The pension rate has increased from 23.2 per cent to 23.8 per cent of average weekly earnings, and we have to remember that 18 months ago, under Fraser and Howard, it was at 22 per cent. The Australian Labor Party is committed to raising the level higher still, to 25 per cent, and with each opportunity presented to us we will continue to increase those levels. The Government has put an enormous amount into the home and community care package to ensure that we have a wide range of initiatives in community care for the aged-a much wider range than has ever been available in the past, and a comprehensive range that is integrated with community care services. The Commonwealth contribution will be $300m in the next three years. It behoves all honourable senators opposite who speak in this debate to tell us just what they did during their period in office. In the 1975 election speech of Malcolm Fraser, at the start of that reign that will long be infamous in Australian history, he began by saying:

We stand by our commitment to abolish the means test on pensions.

In 1978 the Fraser Government reapplied the means test for over 70-year-old pensioners. When we look at the claims in 1984 of what the Liberals might do we have to look at what they did do when they had the chance. In 1975 Malcolm Fraser said:

The real value of pensions will be preserved.

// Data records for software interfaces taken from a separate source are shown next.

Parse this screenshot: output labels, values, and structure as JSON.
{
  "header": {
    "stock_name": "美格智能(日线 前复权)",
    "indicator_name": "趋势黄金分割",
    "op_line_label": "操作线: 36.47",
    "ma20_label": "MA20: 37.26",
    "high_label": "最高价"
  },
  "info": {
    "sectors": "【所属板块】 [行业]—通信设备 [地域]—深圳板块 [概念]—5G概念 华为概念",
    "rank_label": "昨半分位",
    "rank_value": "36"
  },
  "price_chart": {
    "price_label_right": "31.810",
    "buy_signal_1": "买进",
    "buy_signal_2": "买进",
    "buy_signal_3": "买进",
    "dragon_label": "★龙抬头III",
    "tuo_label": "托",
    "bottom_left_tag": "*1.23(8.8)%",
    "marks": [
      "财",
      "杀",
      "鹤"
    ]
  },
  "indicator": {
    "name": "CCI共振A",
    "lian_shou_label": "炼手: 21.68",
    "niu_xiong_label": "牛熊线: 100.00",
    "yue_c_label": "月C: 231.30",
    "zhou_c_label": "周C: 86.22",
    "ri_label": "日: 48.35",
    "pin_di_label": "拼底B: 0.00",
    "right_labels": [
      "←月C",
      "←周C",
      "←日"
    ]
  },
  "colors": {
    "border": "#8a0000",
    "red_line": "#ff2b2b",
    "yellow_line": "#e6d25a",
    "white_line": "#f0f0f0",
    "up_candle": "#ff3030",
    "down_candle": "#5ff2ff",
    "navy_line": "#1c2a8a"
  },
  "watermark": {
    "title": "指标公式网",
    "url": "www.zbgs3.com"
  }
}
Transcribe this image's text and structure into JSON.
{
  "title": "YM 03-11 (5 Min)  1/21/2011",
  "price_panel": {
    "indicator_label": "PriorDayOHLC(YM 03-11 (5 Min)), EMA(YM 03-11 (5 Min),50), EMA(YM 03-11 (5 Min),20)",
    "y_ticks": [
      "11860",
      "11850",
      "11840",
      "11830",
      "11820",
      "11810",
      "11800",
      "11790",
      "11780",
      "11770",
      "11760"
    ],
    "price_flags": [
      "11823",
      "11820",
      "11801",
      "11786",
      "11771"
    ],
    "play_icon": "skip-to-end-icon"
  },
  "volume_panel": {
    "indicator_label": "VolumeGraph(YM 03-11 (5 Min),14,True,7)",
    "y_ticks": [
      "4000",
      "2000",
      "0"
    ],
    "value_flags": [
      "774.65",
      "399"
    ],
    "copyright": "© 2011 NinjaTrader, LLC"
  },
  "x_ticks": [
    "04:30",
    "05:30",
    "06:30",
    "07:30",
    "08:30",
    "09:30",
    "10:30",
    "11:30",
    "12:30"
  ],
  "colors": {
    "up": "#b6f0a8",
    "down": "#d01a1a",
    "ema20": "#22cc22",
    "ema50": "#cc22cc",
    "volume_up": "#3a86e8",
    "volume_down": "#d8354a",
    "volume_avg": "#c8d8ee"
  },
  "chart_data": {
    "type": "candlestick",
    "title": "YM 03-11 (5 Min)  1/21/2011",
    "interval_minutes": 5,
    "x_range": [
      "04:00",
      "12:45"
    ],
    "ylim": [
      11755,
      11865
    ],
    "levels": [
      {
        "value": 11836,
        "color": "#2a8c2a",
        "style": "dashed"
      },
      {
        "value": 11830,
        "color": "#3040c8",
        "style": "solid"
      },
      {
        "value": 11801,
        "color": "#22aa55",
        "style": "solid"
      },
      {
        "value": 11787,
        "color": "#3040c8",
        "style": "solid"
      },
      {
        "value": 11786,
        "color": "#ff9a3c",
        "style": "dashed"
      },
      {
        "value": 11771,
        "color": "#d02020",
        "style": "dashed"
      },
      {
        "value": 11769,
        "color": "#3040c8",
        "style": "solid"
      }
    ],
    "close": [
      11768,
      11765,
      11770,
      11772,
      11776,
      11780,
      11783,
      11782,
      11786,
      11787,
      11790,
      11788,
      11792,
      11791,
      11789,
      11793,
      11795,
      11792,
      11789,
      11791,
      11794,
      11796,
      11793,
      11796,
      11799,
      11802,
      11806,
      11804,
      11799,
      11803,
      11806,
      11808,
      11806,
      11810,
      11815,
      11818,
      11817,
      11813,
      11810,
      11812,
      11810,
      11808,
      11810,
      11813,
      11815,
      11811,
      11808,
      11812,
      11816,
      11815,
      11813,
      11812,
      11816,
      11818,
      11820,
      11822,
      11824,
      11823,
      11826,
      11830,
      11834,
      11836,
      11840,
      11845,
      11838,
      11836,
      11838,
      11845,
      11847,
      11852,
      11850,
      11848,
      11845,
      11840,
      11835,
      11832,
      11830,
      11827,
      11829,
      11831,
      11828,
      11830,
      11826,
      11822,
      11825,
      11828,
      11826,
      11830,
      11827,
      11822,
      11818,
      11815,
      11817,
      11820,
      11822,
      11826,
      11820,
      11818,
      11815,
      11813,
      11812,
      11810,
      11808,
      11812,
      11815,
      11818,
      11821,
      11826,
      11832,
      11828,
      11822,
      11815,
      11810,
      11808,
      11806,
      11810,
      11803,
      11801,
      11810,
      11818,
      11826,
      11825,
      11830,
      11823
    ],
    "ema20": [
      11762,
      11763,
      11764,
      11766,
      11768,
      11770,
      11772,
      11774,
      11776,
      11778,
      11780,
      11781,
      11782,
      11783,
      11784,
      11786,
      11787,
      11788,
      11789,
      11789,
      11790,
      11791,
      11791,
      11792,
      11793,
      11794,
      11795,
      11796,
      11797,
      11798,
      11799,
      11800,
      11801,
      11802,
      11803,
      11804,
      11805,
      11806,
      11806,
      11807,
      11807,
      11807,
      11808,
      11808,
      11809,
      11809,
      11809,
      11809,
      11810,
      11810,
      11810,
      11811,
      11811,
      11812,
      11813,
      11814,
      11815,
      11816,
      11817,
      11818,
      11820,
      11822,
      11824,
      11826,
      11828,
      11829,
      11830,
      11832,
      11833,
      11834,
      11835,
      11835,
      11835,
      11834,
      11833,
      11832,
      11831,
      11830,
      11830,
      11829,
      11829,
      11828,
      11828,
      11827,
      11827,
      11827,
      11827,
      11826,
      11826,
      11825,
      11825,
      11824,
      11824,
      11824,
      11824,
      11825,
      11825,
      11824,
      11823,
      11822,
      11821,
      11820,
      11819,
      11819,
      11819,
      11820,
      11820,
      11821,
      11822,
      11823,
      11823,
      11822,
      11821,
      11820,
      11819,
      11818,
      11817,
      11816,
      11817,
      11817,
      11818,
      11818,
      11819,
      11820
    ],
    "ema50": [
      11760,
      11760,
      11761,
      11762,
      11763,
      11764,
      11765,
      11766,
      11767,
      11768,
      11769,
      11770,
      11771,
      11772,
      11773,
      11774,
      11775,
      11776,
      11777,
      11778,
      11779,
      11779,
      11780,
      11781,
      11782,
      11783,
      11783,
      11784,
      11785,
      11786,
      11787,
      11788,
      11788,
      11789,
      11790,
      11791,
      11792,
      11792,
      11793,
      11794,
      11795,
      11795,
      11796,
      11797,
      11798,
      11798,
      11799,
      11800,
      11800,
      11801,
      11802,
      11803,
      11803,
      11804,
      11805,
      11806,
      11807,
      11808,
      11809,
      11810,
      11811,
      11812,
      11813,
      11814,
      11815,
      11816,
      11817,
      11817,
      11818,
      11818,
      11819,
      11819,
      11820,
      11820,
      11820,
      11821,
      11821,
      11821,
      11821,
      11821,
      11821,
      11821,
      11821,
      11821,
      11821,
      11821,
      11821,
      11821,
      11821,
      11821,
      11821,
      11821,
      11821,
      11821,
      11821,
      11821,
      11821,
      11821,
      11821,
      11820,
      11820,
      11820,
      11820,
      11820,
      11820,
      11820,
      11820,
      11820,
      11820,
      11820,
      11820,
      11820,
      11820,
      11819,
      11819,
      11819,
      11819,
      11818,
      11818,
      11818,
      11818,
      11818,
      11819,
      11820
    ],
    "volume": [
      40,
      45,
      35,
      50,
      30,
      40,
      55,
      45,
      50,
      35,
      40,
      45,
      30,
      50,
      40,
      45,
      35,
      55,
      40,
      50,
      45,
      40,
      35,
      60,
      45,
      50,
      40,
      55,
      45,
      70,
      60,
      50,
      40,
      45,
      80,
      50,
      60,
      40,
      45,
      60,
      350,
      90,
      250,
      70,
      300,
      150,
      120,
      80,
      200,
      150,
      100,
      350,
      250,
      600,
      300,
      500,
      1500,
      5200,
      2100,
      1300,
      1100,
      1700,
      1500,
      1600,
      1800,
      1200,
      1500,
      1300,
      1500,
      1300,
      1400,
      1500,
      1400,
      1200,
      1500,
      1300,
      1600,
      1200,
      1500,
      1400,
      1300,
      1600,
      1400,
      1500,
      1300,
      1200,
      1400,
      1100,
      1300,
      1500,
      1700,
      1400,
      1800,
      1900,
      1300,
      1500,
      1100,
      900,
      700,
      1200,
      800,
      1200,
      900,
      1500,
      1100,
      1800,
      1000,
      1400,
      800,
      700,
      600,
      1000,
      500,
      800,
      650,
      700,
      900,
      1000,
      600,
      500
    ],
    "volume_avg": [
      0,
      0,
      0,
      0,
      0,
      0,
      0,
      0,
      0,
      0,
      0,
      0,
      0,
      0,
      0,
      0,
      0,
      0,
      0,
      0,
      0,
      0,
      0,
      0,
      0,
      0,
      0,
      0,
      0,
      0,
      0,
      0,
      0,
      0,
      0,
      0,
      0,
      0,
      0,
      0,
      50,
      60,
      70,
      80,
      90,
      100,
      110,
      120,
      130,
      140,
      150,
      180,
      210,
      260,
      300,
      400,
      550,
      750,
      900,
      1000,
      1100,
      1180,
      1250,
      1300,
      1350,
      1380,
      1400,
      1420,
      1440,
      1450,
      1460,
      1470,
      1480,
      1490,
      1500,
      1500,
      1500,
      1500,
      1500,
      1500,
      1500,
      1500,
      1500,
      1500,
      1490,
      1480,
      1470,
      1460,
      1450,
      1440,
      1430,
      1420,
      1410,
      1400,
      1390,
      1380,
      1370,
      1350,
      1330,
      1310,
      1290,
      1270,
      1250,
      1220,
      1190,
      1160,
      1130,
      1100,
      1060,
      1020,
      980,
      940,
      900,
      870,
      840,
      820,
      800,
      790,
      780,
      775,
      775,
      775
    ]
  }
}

When Labor left office the level of pensions had gone up to 24.5 per cent of average weekly earnings. When Malcolm Fraser left office the level had gone down to 22 per cent. I might say that we have done the very best we can to ensure that pensioners are informed. The hotline that has been set up to handle queries from pensioners on the assets test to try to ensure that our elderly are not taken over by this fear campaign took 22,000 calls prior to May and has taken 10 ,000 calls since.

I turn to some of the support that has been given for an assets test. It is not just the Australian Labor Party that has welcomed it. The Confederation of Australian Industry, in a long statement of 18 April this year, came out in support of the reintroduction of an assets test. The CAI said to the Senate Standing Committee on Social Welfare:

If the present system continues unchanged then the demands on community resources to support the provision of retirement income will increase dramatically over the next few decades, possibly to unmanageable proportions.

We all remember Sir William McMahon. Only a few weeks ago on Michael Schildberger's program in Melbourne he said that while 'assets' was an irritating word-'means' was better-the Government's decision was right in principle. In a statement that must go down in the annals, I might say, of hopefulness, he said:

Mr Peacock won't be opposing it 'when he gets there'.

Of course, the Young Liberals have opposed it. In conclusion, I think we should turn to the comments of Michelle Grattan from the Age. In an article published only a few weeks ago, in August, she ran a quote from Senator Chaney--

The ACTING DEPUTY PRESIDENT (Senator Collard) —Order! The honourable senator's time has expired.